MSH Announces Partnership on Global Avian Flu Response
CAMBRIDGE, MA (MARCH 20, 2007)—Management Sciences for Health (MSH) is pleased to announce its partnership with DAI on “Stop Avian Influenza,” the United States Agency for International Development’s (USAID’s) three-year global response to avian influenza. The partnership will focus on preventing H5N1—a highly pathogenic virus that causes avian influenza—from evolving into a form transmissible to humans, while mitigating the economic hardships associated with the disease. Highly pathogenic avian influenza (HPAI) threatens the viability of the global poultry industry, the economic status of small farmers, and the overall health of communities worldwide.
MSH’s Dr. Fred Hartman began his public health career in smallpox eradication and will lead the organization’s involvement in the project. “Stop Avian Influenza will be USAID’s premier worldwide project for the control of HPAI. We are very excited to partner with DAI and assist in the human preparedness and global response,” said Dr. Hartman.
The project will focus on preventing H5N1 infections in birds and preventing human exposure to—thus transmission of—the H5N1 virus. DAI will assume responsibility for all animal-related activities while MSH will assume responsibility for managing activities related to human health.
The project includes a new global collaborative with regional organizations such as the University of Dakar in Senegal, the University of Rwanda School of Public Health, the Aga Khan University in Pakistan, and Primex in the Philippines. Partners will help the project reach surge capacity and respond to multiple requests for in-country assistance simultaneously.
Other DAI sub-contractors include the Bird Flu Control GmbH; McFadden and Associates, Inc.; Michigan State University; QED Group, LLC; Training Resources Group, Inc.; UC Davis School of Veterinary Medicine; and Winrock International.

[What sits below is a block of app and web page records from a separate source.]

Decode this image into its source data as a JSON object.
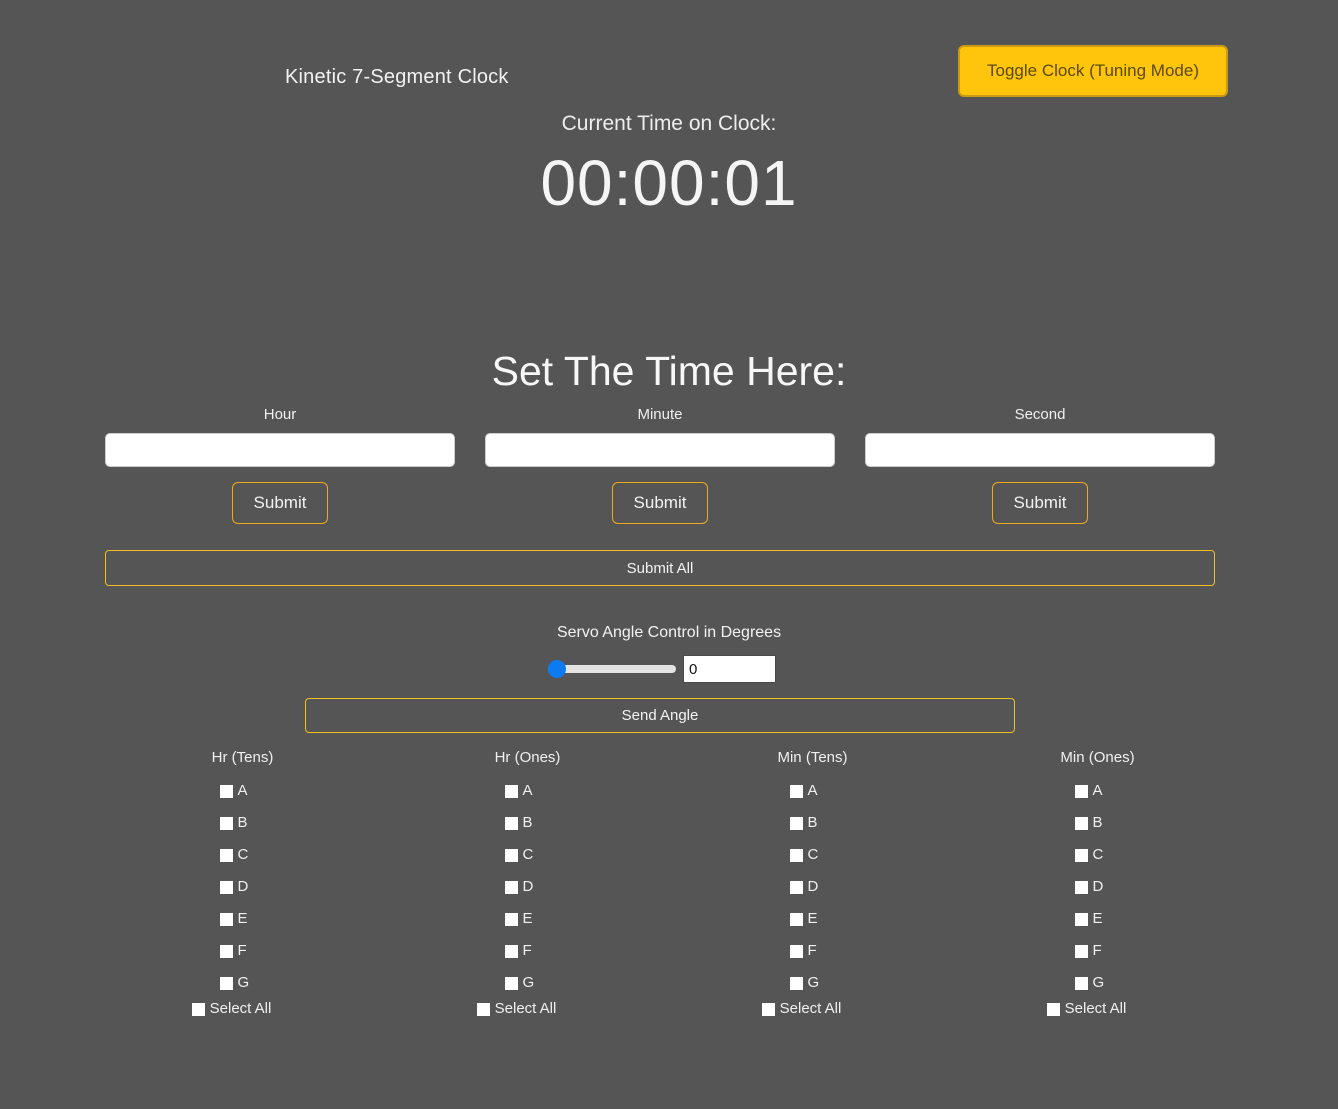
{
  "header": {
    "app_title": "Kinetic 7-Segment Clock",
    "toggle_button": "Toggle Clock (Tuning Mode)"
  },
  "clock": {
    "label": "Current Time on Clock:",
    "value": "00:00:01"
  },
  "set_time": {
    "heading": "Set The Time Here:",
    "fields": [
      {
        "label": "Hour",
        "value": "",
        "placeholder": "",
        "submit_label": "Submit"
      },
      {
        "label": "Minute",
        "value": "",
        "placeholder": "",
        "submit_label": "Submit"
      },
      {
        "label": "Second",
        "value": "",
        "placeholder": "",
        "submit_label": "Submit"
      }
    ],
    "submit_all_label": "Submit All"
  },
  "servo": {
    "label": "Servo Angle Control in Degrees",
    "slider_value": "0",
    "slider_min": "0",
    "slider_max": "180",
    "angle_value": "0",
    "angle_placeholder": "",
    "send_label": "Send Angle"
  },
  "segments": {
    "select_all_label": "Select All",
    "segment_labels": [
      "A",
      "B",
      "C",
      "D",
      "E",
      "F",
      "G"
    ],
    "columns": [
      {
        "title": "Hr (Tens)",
        "checked": [
          false,
          false,
          false,
          false,
          false,
          false,
          false
        ],
        "select_all": false
      },
      {
        "title": "Hr (Ones)",
        "checked": [
          false,
          false,
          false,
          false,
          false,
          false,
          false
        ],
        "select_all": false
      },
      {
        "title": "Min (Tens)",
        "checked": [
          false,
          false,
          false,
          false,
          false,
          false,
          false
        ],
        "select_all": false
      },
      {
        "title": "Min (Ones)",
        "checked": [
          false,
          false,
          false,
          false,
          false,
          false,
          false
        ],
        "select_all": false
      }
    ]
  },
  "colors": {
    "background": "#555555",
    "accent_amber": "#ffc40c",
    "accent_border": "#f0c020",
    "slider_thumb": "#0d7bf0",
    "text": "#f2f2f2"
  }
}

“The combined resources of this project and all the partners are substantial and will influence the future course of avian influenza worldwide. While the goal is to prevent avian influenza from evolving into a form transmissible to humans, good control efforts will prevent the disease from becoming a recurring problem in many parts of the world,” said Dr. Hartman.